One line at a time, check the entries below for the word "material", and copy each line that has it.

| RECORDED DATA |
════════════════
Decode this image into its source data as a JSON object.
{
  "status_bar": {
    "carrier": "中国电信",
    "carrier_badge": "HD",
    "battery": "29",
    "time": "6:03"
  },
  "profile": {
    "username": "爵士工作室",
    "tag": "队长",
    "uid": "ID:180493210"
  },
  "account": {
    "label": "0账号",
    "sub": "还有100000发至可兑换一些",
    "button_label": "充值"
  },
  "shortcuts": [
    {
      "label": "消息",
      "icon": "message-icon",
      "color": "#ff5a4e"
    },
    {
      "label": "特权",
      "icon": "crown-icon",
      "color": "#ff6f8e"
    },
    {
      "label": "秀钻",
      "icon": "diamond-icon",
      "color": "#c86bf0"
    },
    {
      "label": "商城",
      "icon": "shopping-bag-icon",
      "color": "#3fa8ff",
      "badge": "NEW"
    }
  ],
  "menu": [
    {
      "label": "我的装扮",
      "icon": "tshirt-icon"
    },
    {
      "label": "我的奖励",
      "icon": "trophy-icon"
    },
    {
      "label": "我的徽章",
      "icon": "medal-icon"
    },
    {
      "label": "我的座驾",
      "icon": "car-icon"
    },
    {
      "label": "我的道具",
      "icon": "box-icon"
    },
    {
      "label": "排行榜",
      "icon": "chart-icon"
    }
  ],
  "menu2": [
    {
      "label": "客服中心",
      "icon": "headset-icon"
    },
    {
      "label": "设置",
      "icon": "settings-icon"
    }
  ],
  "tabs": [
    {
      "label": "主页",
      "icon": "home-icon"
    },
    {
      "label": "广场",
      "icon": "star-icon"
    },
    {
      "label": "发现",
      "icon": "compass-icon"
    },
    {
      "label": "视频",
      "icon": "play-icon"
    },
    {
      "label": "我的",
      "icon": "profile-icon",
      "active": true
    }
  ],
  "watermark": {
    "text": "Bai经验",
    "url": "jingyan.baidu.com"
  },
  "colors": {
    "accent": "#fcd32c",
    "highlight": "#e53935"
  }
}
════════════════
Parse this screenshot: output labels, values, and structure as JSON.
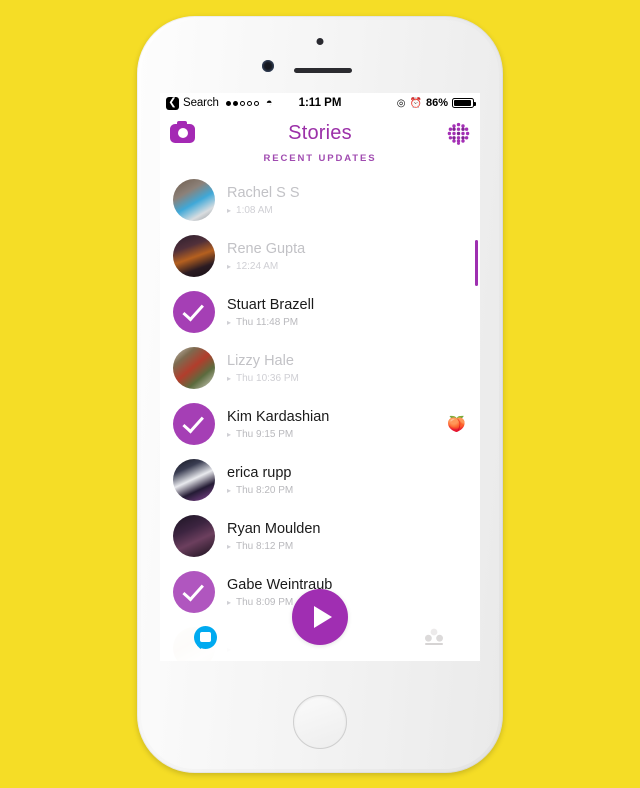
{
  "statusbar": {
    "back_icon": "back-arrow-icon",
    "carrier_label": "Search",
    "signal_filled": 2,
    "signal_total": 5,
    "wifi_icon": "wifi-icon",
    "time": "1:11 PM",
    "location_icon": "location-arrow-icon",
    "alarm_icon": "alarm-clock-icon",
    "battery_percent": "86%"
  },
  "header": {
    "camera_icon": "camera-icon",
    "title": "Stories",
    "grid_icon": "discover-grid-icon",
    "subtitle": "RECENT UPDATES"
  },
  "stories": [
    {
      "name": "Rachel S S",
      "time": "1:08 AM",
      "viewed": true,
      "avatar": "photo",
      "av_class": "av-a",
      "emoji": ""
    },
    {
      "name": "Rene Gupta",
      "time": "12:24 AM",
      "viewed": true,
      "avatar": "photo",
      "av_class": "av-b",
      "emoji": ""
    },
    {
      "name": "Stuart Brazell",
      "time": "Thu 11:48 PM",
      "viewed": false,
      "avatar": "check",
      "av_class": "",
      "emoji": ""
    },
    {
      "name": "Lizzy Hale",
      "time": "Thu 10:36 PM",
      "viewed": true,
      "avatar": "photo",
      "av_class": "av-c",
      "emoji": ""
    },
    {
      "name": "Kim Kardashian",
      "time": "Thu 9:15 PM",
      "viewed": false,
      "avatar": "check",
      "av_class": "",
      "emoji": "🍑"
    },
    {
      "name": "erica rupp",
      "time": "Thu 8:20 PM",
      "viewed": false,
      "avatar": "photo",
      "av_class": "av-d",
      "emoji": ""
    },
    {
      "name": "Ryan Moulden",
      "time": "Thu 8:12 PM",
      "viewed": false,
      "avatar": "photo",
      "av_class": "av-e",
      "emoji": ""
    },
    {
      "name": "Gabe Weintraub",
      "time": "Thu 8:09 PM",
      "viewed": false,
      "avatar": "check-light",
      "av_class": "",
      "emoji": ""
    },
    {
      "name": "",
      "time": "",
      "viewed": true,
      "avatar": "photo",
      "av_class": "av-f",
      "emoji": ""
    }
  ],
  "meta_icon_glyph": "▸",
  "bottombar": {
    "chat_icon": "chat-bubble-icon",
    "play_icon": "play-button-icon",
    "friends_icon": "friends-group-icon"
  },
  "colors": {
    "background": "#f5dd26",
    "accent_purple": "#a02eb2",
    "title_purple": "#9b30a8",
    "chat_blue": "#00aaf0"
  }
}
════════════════
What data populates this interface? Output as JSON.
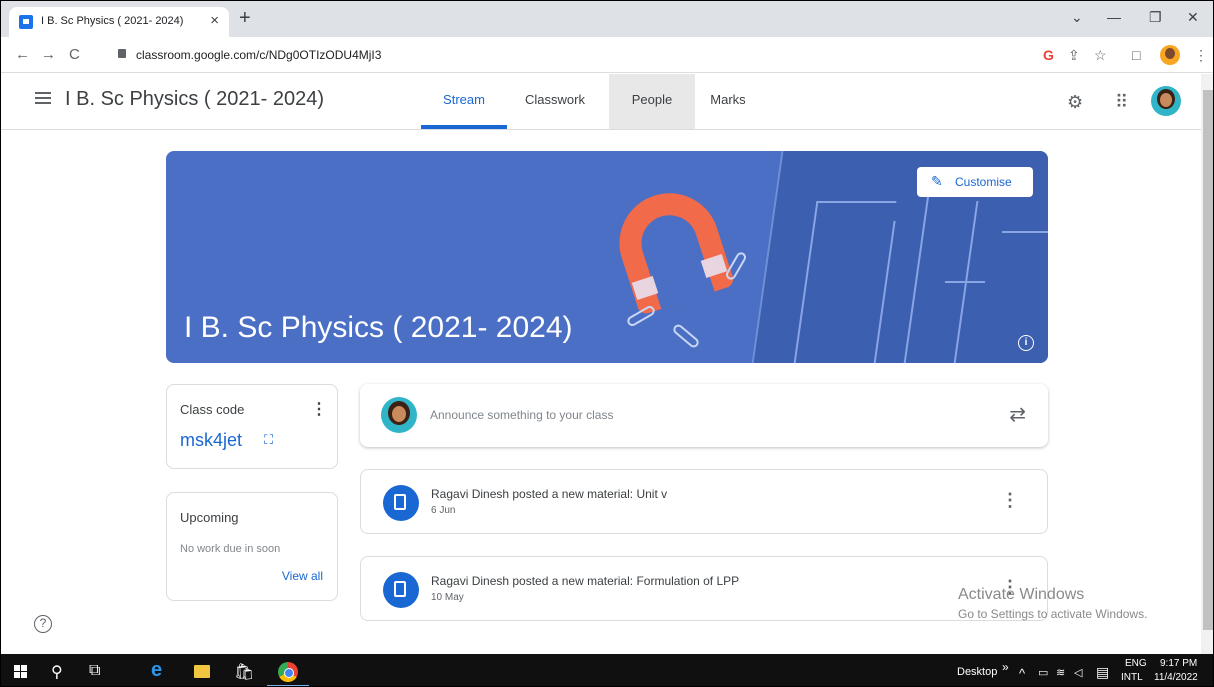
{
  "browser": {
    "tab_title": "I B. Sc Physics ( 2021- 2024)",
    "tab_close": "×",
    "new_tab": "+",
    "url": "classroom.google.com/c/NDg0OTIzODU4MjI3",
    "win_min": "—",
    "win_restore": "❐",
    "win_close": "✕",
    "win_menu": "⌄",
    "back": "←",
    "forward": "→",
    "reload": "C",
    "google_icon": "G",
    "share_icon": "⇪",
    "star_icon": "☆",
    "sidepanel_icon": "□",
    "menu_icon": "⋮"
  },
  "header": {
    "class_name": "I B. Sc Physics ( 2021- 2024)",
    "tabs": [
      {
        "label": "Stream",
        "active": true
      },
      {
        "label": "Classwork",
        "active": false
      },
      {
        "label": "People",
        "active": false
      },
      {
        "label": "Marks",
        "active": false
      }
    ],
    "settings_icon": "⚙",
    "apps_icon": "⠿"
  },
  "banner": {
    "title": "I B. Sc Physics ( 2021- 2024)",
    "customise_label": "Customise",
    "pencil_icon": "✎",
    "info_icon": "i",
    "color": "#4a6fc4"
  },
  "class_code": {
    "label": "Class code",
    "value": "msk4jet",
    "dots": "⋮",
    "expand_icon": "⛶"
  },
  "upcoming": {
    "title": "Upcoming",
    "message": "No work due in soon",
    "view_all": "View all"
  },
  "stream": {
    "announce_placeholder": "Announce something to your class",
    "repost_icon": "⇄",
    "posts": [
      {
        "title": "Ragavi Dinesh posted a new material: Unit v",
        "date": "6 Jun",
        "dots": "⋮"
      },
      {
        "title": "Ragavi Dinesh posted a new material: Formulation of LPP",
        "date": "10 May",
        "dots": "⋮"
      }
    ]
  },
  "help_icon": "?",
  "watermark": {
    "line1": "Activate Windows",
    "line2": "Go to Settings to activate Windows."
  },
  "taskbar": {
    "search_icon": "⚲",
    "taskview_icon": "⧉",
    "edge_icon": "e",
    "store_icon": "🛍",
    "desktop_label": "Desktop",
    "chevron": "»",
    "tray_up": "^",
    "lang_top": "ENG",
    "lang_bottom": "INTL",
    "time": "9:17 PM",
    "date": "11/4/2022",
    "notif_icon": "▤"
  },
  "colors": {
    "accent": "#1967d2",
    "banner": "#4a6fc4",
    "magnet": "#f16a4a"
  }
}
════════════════
| WRITTEN SOLUTION |
        "title": "Ragavi Dinesh posted a new material: Unit v",
        "title": "Ragavi Dinesh posted a new material: Formulation of LPP",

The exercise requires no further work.